== ASSIGNMENT ==
Pick out the lines below with "JSON" and list them.

== EXERCISE MATERIAL ==

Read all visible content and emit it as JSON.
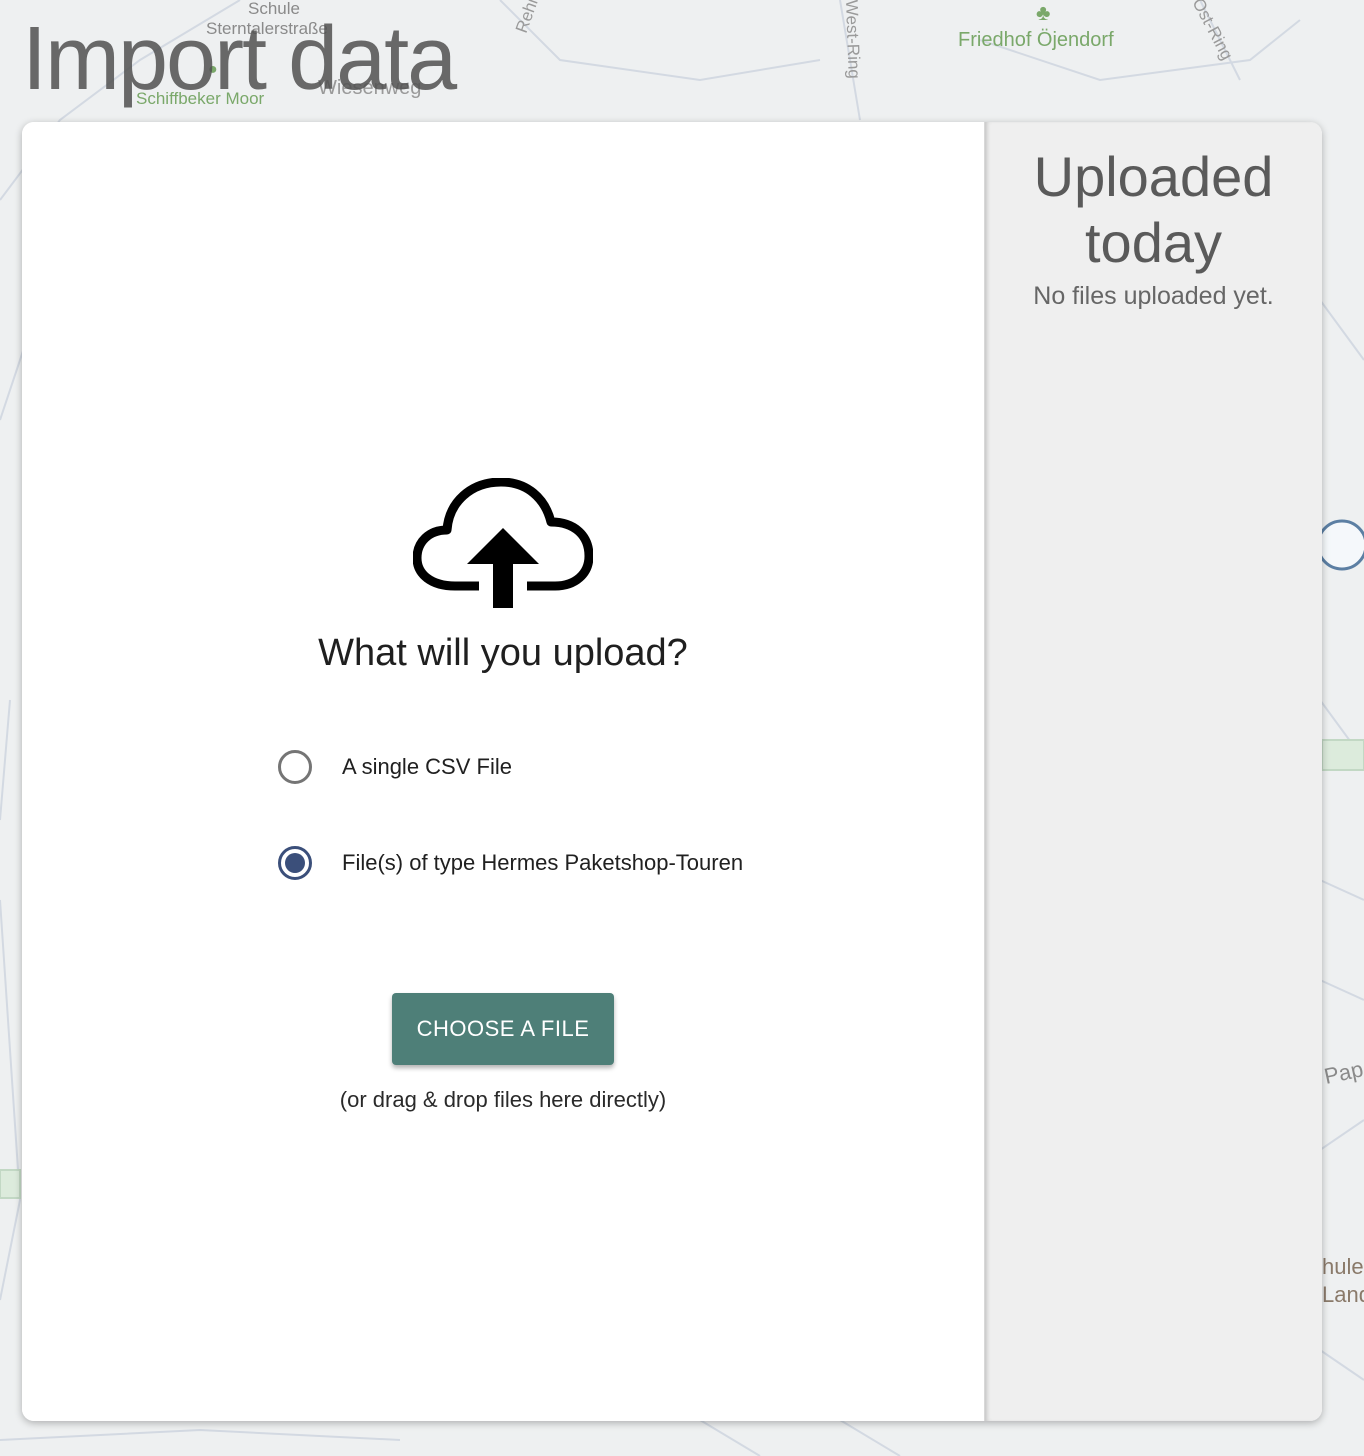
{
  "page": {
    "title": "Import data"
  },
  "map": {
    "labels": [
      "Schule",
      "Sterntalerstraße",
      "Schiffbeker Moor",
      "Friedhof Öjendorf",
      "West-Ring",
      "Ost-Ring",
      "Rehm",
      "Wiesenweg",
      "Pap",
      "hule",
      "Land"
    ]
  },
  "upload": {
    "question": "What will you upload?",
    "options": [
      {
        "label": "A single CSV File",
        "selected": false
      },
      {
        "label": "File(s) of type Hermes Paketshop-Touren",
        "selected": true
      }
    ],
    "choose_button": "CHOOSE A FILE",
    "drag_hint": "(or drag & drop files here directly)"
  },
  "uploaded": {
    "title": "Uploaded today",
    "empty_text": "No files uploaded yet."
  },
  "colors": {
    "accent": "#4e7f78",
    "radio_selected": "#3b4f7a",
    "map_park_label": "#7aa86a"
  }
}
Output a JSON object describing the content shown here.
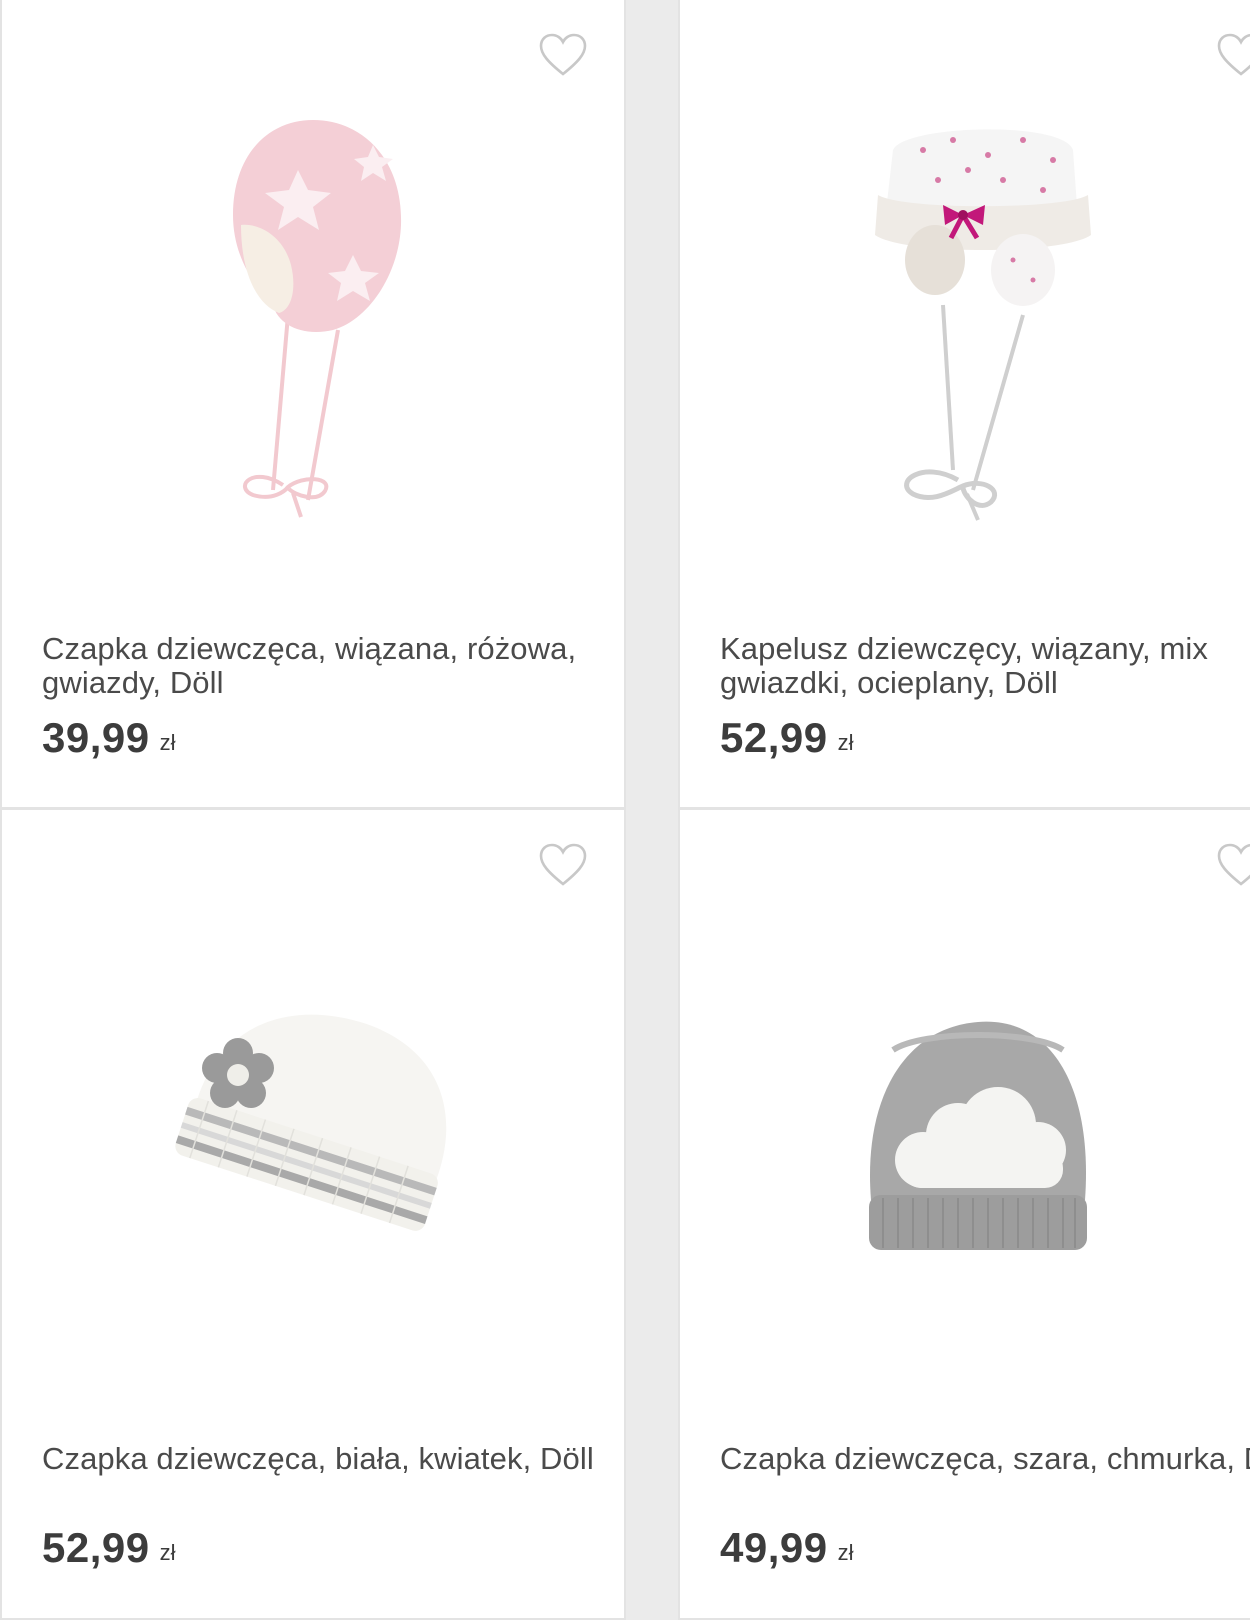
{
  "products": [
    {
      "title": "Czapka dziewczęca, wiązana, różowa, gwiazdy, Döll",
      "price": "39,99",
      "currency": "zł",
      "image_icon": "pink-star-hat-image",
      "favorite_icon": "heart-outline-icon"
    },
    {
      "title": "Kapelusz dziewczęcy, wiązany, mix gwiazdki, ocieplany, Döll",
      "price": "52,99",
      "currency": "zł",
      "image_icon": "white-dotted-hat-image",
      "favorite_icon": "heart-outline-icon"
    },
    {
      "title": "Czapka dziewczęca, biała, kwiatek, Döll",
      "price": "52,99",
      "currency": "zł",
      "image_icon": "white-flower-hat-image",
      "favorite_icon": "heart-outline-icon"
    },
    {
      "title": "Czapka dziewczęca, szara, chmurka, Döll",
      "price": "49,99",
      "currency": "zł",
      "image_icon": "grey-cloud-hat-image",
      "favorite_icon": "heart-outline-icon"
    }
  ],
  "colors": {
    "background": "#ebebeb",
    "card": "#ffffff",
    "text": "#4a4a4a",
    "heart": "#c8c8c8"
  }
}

== EXERCISE OUTPUT ==
Read all visible content and emit it as JSON.
Output a JSON object describing the content shown here.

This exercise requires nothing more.